Grizzle Coat Color – EG locus

Grizzle coat color, also known as domino, is a coat pattern which is a mix of eumelanin and pheomelanin. This phenotype is caused by Eg gene on E locus, also called Extension. Whether it is called domino or grizzle depends on dog breed in which it occurs. Like that, this phenotype is Saluki dog breed is known as grizzle, but it is called domino in the Afghan Hound breed. The name was derived from a famous Afghan Hound show dog named Tanjored Domino, born in 1954. He gained his popularity in show circles in United Stated due to his rare coat color pattern at the time. Prior to Tanjored Domino’s popularity, the pattern was called reverse mask by fanciers of Afghan Hounds.

Malamutes and Siberia Huskies are considered to be old breeds relatively closely related to the Afghan Hound and Saluki, and a similar facial pattern can be found in them. However, neither in Malamutes nor in Siberian Huskies the same causative mutation as in Afghan Hound and Saluki can be found.

E locus is responsible for almost all non-agouti eumelanin or phaeomelanin patterning in dogs. E stands for ”extension”. Alleles in E series are Em (masked), Eg (grizzle/domino), E (normal extension-has no effect on phenotype) and e (recessive red). The dominance hierarchy is following: Em> Eg>E>e.

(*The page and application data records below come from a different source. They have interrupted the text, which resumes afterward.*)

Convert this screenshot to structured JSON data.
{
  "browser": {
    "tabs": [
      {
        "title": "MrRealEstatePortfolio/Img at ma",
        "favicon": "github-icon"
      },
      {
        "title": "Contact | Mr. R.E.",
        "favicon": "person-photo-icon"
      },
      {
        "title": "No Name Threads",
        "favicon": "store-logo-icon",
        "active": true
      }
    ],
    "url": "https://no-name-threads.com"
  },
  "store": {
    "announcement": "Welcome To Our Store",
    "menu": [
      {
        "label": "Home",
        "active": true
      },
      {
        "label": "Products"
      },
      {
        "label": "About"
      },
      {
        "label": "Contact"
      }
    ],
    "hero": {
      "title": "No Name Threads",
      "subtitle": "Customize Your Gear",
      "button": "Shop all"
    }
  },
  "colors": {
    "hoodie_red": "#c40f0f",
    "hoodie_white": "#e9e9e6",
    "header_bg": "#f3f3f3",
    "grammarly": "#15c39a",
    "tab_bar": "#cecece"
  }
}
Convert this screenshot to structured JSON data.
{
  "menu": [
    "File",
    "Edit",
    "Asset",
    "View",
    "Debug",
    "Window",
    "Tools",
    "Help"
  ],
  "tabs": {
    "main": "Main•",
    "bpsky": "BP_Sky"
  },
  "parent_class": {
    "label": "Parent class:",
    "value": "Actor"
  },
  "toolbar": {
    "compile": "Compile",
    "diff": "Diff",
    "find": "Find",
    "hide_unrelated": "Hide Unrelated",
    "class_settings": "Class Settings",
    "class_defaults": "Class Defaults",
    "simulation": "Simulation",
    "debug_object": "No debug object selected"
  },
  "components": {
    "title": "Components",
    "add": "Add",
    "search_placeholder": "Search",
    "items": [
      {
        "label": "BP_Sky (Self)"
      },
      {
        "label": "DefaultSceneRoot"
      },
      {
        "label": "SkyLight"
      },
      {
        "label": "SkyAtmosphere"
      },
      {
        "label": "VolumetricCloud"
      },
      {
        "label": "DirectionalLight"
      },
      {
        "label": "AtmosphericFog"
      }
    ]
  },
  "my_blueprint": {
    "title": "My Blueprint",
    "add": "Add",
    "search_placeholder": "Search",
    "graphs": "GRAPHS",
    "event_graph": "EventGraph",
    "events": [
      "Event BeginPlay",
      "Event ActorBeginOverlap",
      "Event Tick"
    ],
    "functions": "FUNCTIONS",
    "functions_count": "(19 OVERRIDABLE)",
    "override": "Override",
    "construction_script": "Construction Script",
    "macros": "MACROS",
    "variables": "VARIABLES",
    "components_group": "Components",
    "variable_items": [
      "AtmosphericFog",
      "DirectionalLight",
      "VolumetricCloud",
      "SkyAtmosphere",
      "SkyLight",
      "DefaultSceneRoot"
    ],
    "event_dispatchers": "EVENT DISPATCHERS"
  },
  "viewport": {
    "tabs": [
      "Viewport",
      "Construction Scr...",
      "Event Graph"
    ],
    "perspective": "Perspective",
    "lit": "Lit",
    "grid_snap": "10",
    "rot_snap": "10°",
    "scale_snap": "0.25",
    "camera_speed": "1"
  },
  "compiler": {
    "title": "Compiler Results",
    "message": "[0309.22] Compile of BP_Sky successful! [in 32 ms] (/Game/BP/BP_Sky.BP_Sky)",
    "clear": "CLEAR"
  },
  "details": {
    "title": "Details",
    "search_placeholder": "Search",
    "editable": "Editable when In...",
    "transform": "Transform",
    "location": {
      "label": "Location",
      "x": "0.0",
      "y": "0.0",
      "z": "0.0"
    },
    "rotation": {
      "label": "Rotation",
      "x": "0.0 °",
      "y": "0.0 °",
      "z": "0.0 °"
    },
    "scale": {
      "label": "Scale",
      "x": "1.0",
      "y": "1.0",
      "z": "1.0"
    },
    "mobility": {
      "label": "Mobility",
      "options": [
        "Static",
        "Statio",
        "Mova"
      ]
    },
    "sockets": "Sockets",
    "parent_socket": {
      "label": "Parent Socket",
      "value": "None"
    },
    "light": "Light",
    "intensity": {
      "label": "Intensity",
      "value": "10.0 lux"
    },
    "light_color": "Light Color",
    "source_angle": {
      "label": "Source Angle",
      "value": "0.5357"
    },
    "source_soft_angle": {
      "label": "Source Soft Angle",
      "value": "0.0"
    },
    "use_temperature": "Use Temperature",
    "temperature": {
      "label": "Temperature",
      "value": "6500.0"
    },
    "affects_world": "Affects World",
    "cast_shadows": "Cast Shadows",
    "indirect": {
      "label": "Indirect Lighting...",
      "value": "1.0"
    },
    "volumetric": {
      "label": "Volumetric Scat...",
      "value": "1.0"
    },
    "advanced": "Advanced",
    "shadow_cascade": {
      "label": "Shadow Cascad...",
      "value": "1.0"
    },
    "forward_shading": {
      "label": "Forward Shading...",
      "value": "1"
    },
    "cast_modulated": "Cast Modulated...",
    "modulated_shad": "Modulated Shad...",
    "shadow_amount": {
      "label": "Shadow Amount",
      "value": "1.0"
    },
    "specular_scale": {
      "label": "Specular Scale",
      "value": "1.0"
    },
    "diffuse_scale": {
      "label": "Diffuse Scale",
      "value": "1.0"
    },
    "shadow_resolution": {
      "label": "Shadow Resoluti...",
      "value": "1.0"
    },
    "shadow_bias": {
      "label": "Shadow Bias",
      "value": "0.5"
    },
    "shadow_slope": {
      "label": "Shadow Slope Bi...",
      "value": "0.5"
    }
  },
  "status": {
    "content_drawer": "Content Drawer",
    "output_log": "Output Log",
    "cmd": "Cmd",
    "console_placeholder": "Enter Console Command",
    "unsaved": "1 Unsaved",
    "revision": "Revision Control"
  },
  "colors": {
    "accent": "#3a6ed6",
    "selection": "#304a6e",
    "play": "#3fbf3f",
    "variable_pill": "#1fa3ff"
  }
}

Grizzle coat color appears as mixed hair on the dog with no discernible pattern. The colors appear as blended together, so when until it is not examined closes, it looks like just one color. Grizzle coloring includes different coat colors, so black hairs may be mixed with some tan or brown hairs, or white with black, which results in looking as grey coat color. Official grizzle definition given by Casey and Margot is: ”A pattern that is present at birth and remains throughout life, which comprises a dark overlay covering the top and sides of the body and outside of the limbs, from the top of the head to the tip of the tail. The darker color on the head gives the impression of a ‘widow’s peak’ between the eyes where it contrasts with the lighter color of the face. The underside of the dog and inside the legs comprises the lighter base color. The overlay color may be Black, Grey/Silver, red or Chocolate and can vary in intensity with the seasons and age. The base color may be various shades of red, fawn, golden, cream or silver.”

Eg gene (grizzle) is dominant over all alleles of E locus except Em (eumelanistic mask), which means a grizzle dog can never have a mask. For example, a heterozygous dog with EmEg genotype will have a mask but would not show grizzle pattern. Also, expression of the grizzle pattern depends on alleles of A locus. In order for a dog to be grizzle, except having grizzle alleles, dog has to have tan point alleles on A locus (atat). Dog carrying Eg gene but no tan points will not be grizzle and its A locus will be expressed normally. In other words, a dog can be carrier of the grizzle gene but will never have it expressed due to genes of its A locus.

Grizzle coat pattern is caused by a point mutation within the MC1R gene (Melanocortin 1 Receptor), which is also known as Extension (E locus). Its mode of inheritance is considered as complex. The mutation appears to affect binding of ASIP (Agouti Signaling Peptide) to MC1R which results in eumelanin hairs with phaeomelanin pigmented portions.


Dreger, D. L, Schmutz, S. M. (2010): A New Mutation in MC1R Explains a Coat Color Phenotype in 2 ‘‘Old’’ Breeds: Saluki and Afghan Hound. Journal of Heredity 2010:101(5):644–649.